Making drones.  At this pace those drones will be sexually mature around the last week in April.
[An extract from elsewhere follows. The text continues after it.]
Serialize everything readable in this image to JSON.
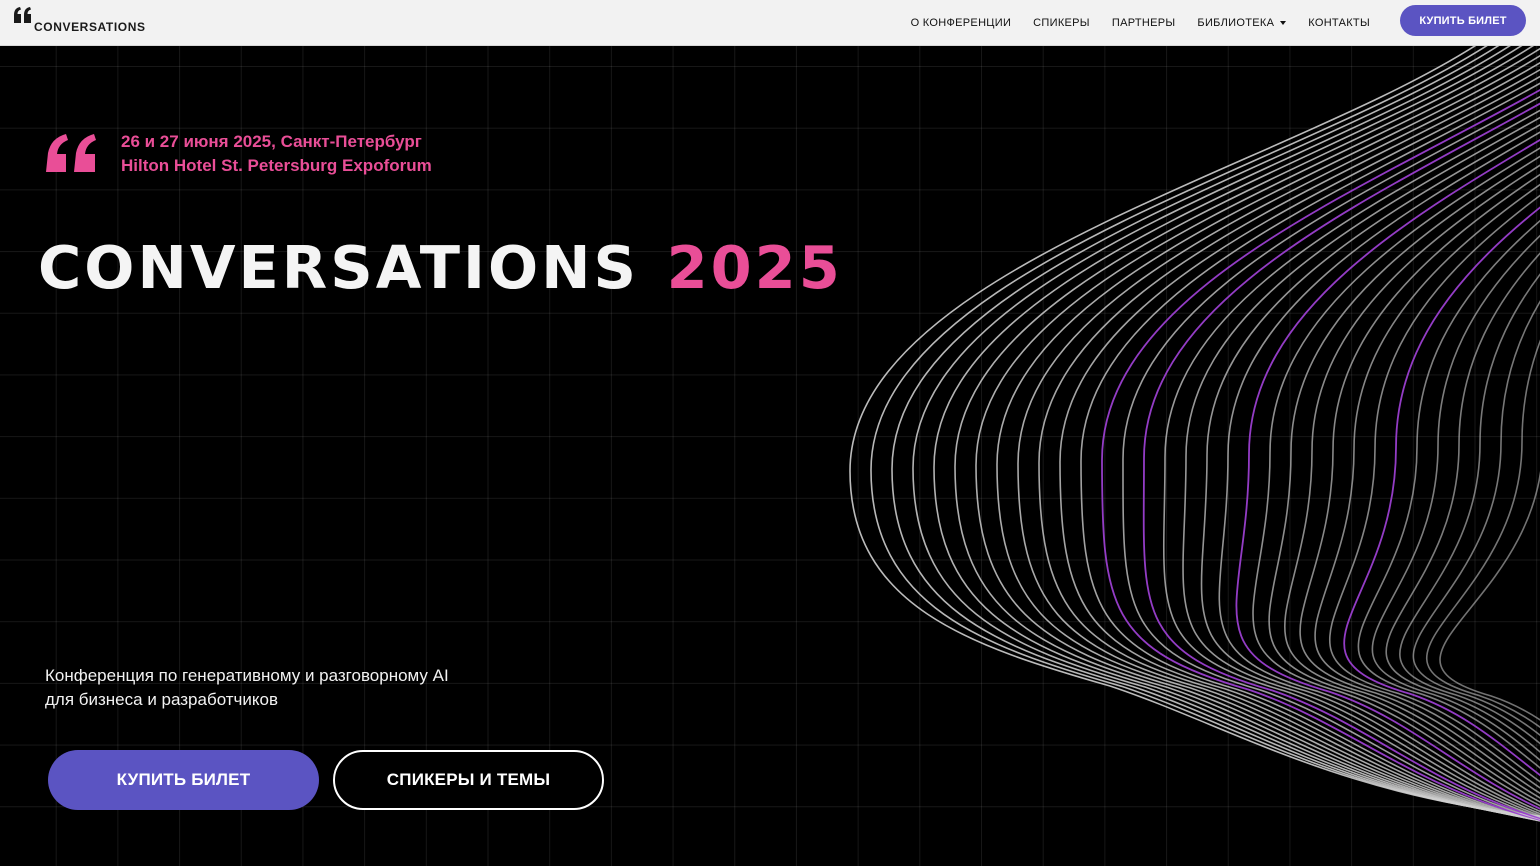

Knowing when drones are sexually mature is key knowing when the earliest queens in the area might be successful at mating.  From egg drones take 38 +/- 5 days to reach sexual maturity.


Rebels
After coming close to death last year this hive has done very well this winter.  I can see that they did eat through a lot of stores and had moved towards the front of the hive again.  They had a large brood nest of 8-9 frames with two of those frames being all capped drone cells.  Did a full inspection and saw the queen.  Saw 2-3 bees with DWV which surprised me to see this early in the year and in this hive which has never shown any signs of illness before.  I'm hoping the spring buildup will outrun any problems they might have.  These girls weren't too aggressive... but they are still very reactive if you make a sudden hand movement, breath on the frame or bump/pop a frame.

The queen has already gone back and filled in where the broodnest was previously.  This tells me that they were raising brood in Mid-February if not earlier.  Also notice there is little to no food on this frame.


Here she is, being ignored as usual.  This hive has always been an odd exception to what you usually see.


Drones on the way and these cells look a little more worn then the ones in the Ballard hive.


Rosemary
Did a full inspection and saw the queen.  They had 5-6 frames of brood and just a few capped drone cells.  This hive was getting direct sun during the inspection and the girls were out everywhere, but otherwise not aggressive like they were last fall.  Didn't see any signs of disease in this hive.

The girls catching some rays.


This was on the edge of the broodnest but you can see some drone cells here as well.


Here is the queen.


More drone cells.  I'm also noticing here that there are no food stores on this frame.


Bringing home pollen.


Solis
Confirmed that they didn't make it.  There was a small dead cluster left with a hundred or so bees (they froze in that last storm).  I was worried that this hive and the Luna hive weren't building up enough going into winter.

Sand
This hive looked better last inspection before the February storm.  It looks like that storm killed a lot of cluster and there were a lot of rotting bees at the bottom.  However there was still enough left to keep going.  Found the queen and saw eggs and brood over 3 frames in a small cluster.  They are about 3 weeks behind the other hives at this point for buildup.  I moved frames of honey forward so the broodnest had more resources on each side.  This hive does also get points for overcoming a serious DWV outbreak going into fall (usually that is doom for a hive) and is the first and only queen left in this queen line that's ever been able to turn around a hive after DWV shows up.

Small broodnest but nice solid pattern.


Even a few drone cells in this small broodnest.


Based on how the center has emerged out I would say they started raising brood around the beginning of March.  The queen is hiding in this picture as well.


From a management point of view I try new things every year to try and improve wintering results.  I'm thinking with top bars once they start brooding up in February I need to move honey forward just inside the entrance as they start moving back forward away from the honey in the back.  Otherwise when that late cold snap comes they get stuck a few frames away from the bulk of the honey stores.  Something I'll experiment more with next winter to see how it works out.

Back to the bees,

- Jeff